------ Information provided ------
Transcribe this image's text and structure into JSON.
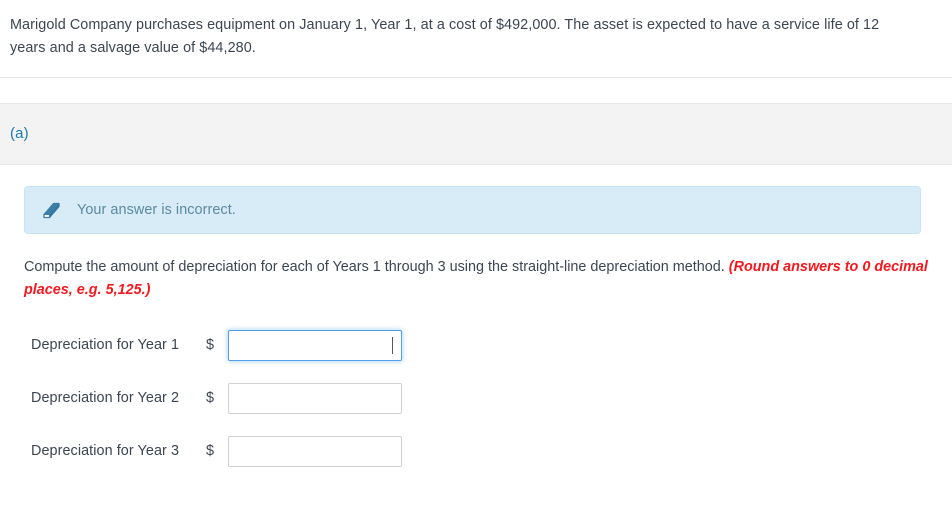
{
  "problem": {
    "statement": "Marigold Company purchases equipment on January 1, Year 1, at a cost of $492,000. The asset is expected to have a service life of 12 years and a salvage value of $44,280."
  },
  "part": {
    "label": "(a)",
    "color": "#1a7bab"
  },
  "alert": {
    "icon": "eraser-icon",
    "message": "Your answer is incorrect.",
    "background": "#d7ecf6",
    "border": "#c6e4f2",
    "text_color": "#5b8aa0"
  },
  "instruction": {
    "main": "Compute the amount of depreciation for each of Years 1 through 3 using the straight-line depreciation method. ",
    "emphasis": "(Round answers to 0 decimal places, e.g. 5,125.)",
    "emphasis_color": "#f5191f"
  },
  "answers": {
    "currency_symbol": "$",
    "rows": [
      {
        "label": "Depreciation for Year 1",
        "value": "",
        "placeholder": "",
        "focused": true
      },
      {
        "label": "Depreciation for Year 2",
        "value": "",
        "placeholder": "",
        "focused": false
      },
      {
        "label": "Depreciation for Year 3",
        "value": "",
        "placeholder": "",
        "focused": false
      }
    ]
  }
}
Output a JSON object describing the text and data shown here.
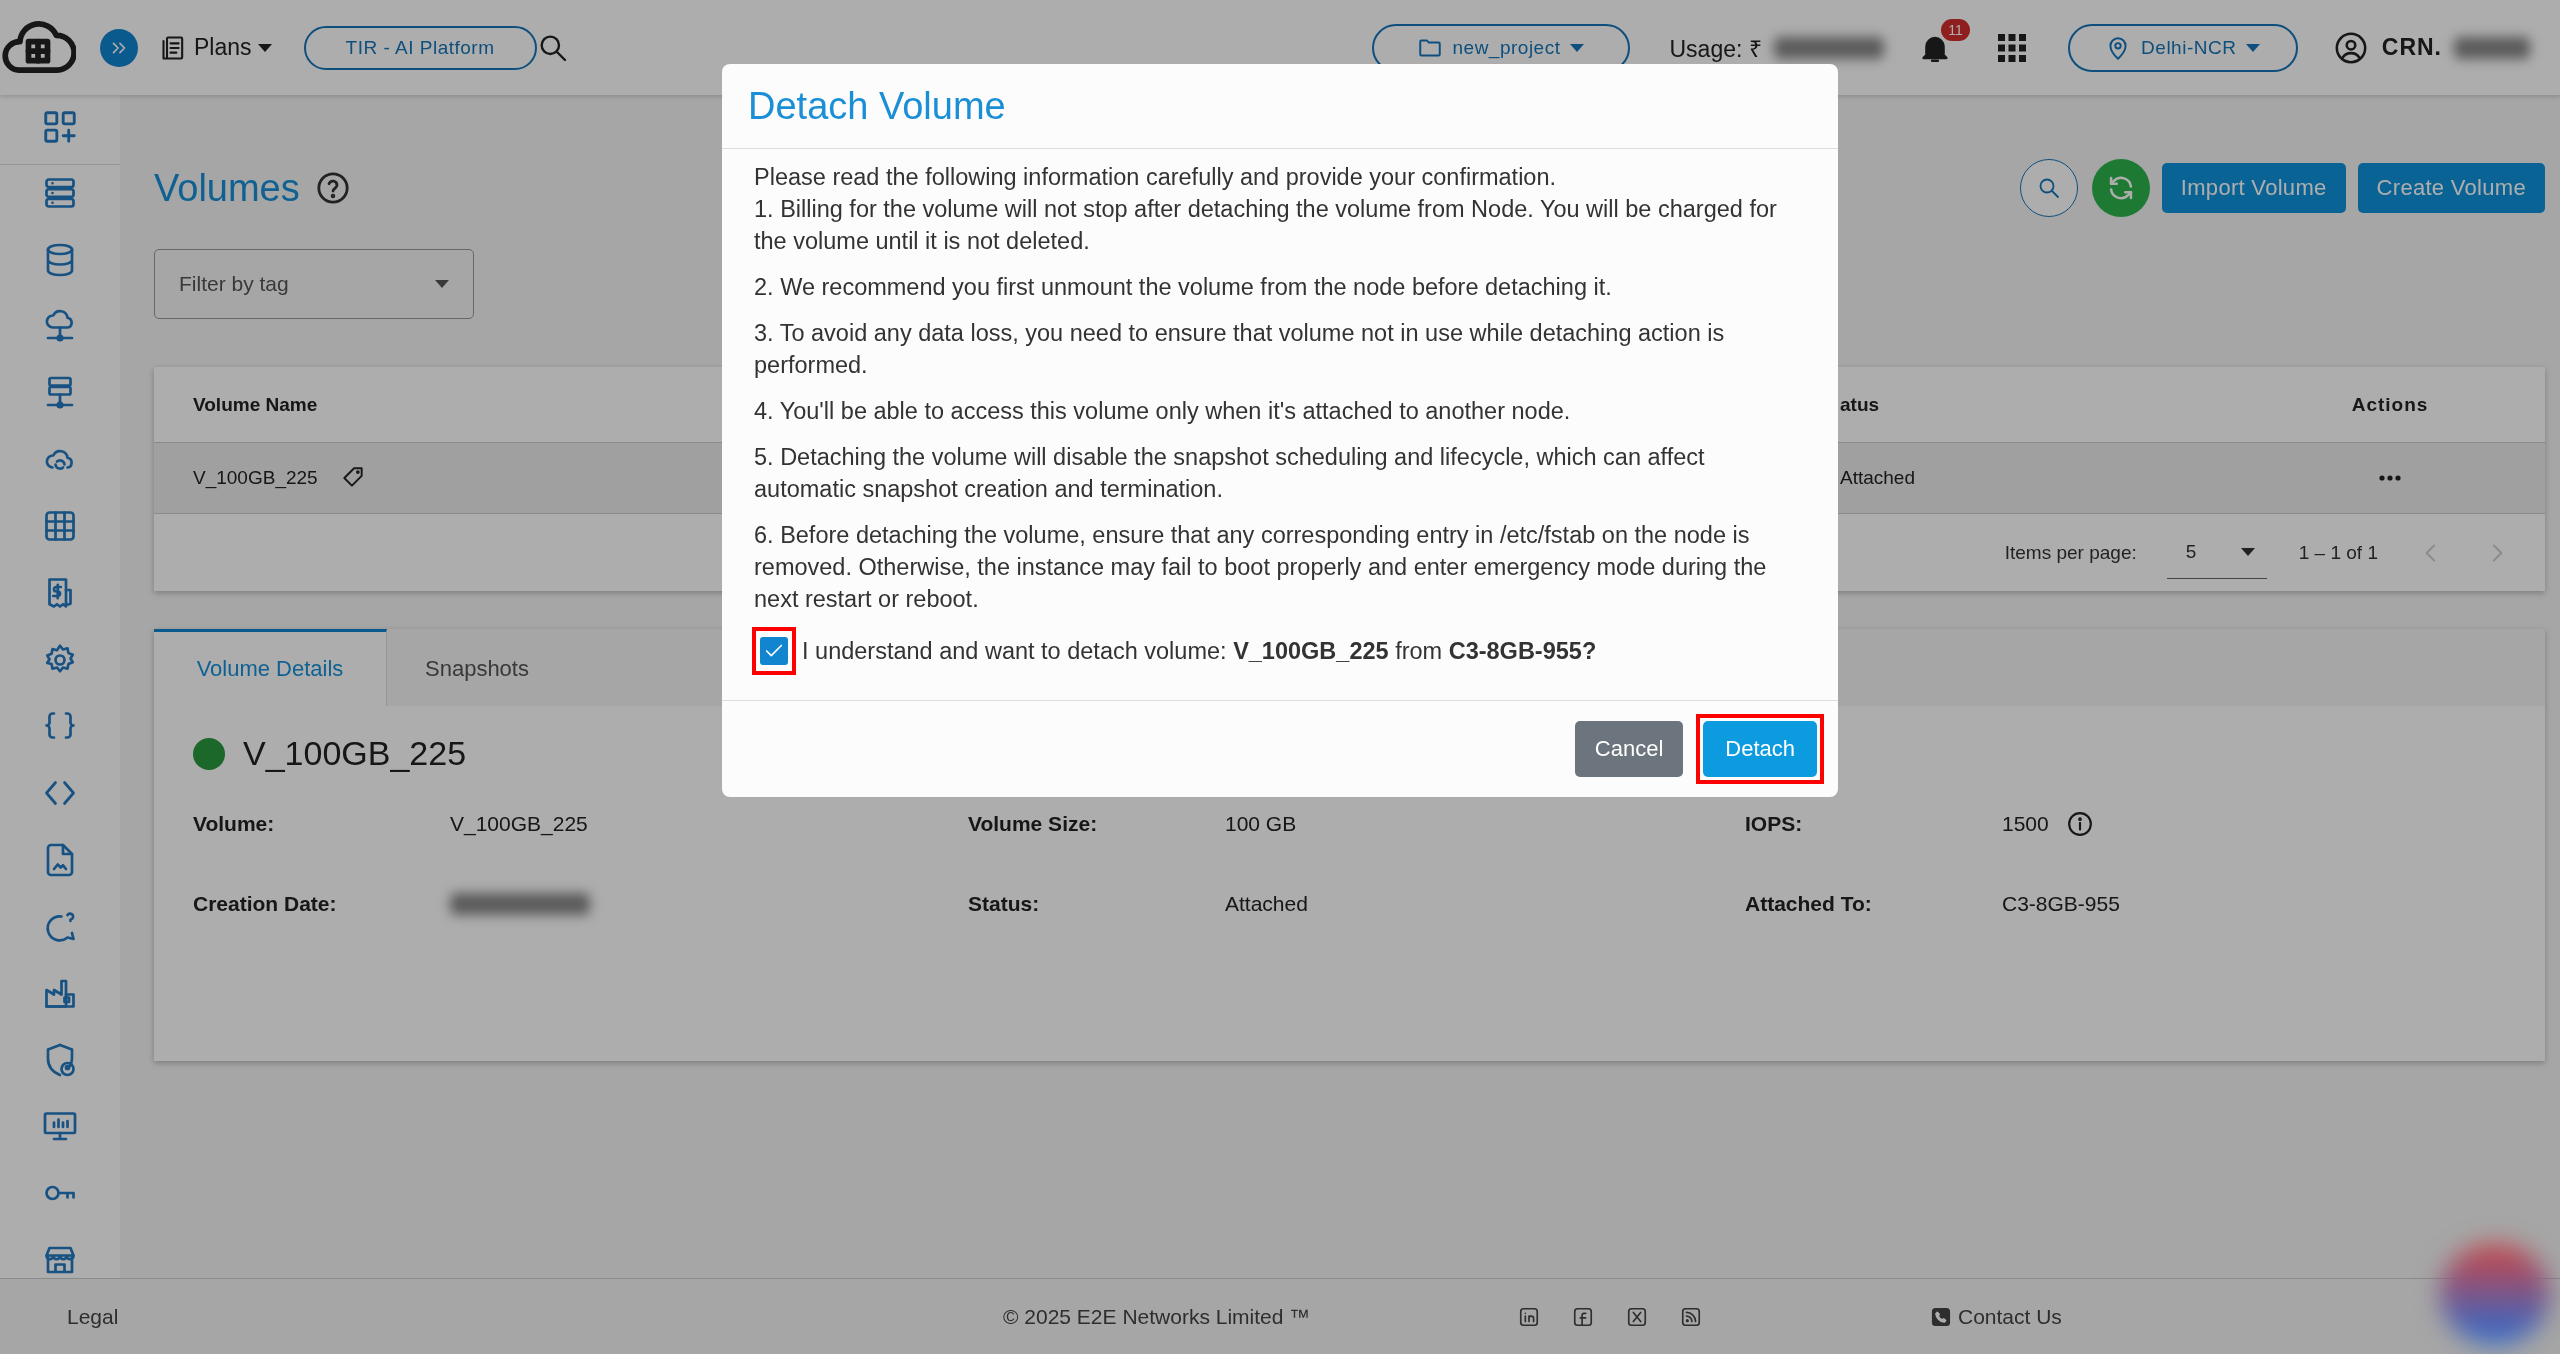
{
  "topbar": {
    "plans": "Plans",
    "platform": "TIR - AI Platform",
    "project": "new_project",
    "usage_label": "Usage: ₹",
    "notifications": "11",
    "region": "Delhi-NCR",
    "account_label": "CRN."
  },
  "page": {
    "title": "Volumes",
    "filter": {
      "placeholder": "Filter by tag"
    },
    "actions": [
      "Import Volume",
      "Create Volume"
    ]
  },
  "table": {
    "columns": [
      "Volume Name",
      "atus",
      "Actions"
    ],
    "rows": [
      {
        "selected": true,
        "name": "V_100GB_225",
        "status": "Attached"
      }
    ],
    "paginator": {
      "label": "Items per page:",
      "page_size": "5",
      "range": "1 – 1 of 1"
    }
  },
  "details": {
    "tabs": [
      {
        "label": "Volume Details",
        "selected": true
      },
      {
        "label": "Snapshots",
        "selected": false
      }
    ],
    "name": "V_100GB_225",
    "fields": [
      {
        "label": "Volume:",
        "value": "V_100GB_225"
      },
      {
        "label": "Volume Size:",
        "value": "100 GB"
      },
      {
        "label": "IOPS:",
        "value": "1500",
        "info": true
      },
      {
        "label": "Creation Date:",
        "redacted": true
      },
      {
        "label": "Status:",
        "value": "Attached"
      },
      {
        "label": "Attached To:",
        "value": "C3-8GB-955"
      }
    ]
  },
  "dialog": {
    "title": "Detach Volume",
    "intro": "Please read the following information carefully and provide your confirmation.",
    "points": [
      "1. Billing for the volume will not stop after detaching the volume from Node. You will be charged for the volume until it is not deleted.",
      "2. We recommend you first unmount the volume from the node before detaching it.",
      "3. To avoid any data loss, you need to ensure that volume not in use while detaching action is performed.",
      "4. You'll be able to access this volume only when it's attached to another node.",
      "5. Detaching the volume will disable the snapshot scheduling and lifecycle, which can affect automatic snapshot creation and termination.",
      "6. Before detaching the volume, ensure that any corresponding entry in /etc/fstab on the node is removed. Otherwise, the instance may fail to boot properly and enter emergency mode during the next restart or reboot."
    ],
    "confirm": {
      "checked": true,
      "highlighted": true,
      "text": "I understand and want to detach volume: **V_100GB_225** from **C3-8GB-955?**"
    },
    "buttons": [
      {
        "label": "Cancel",
        "kind": "secondary",
        "highlighted": false
      },
      {
        "label": "Detach",
        "kind": "primary",
        "highlighted": true
      }
    ]
  },
  "footer": {
    "legal": "Legal",
    "copyright": "© 2025 E2E Networks Limited ™",
    "contact": "Contact Us"
  }
}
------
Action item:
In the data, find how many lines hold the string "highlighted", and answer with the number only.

Written response:
3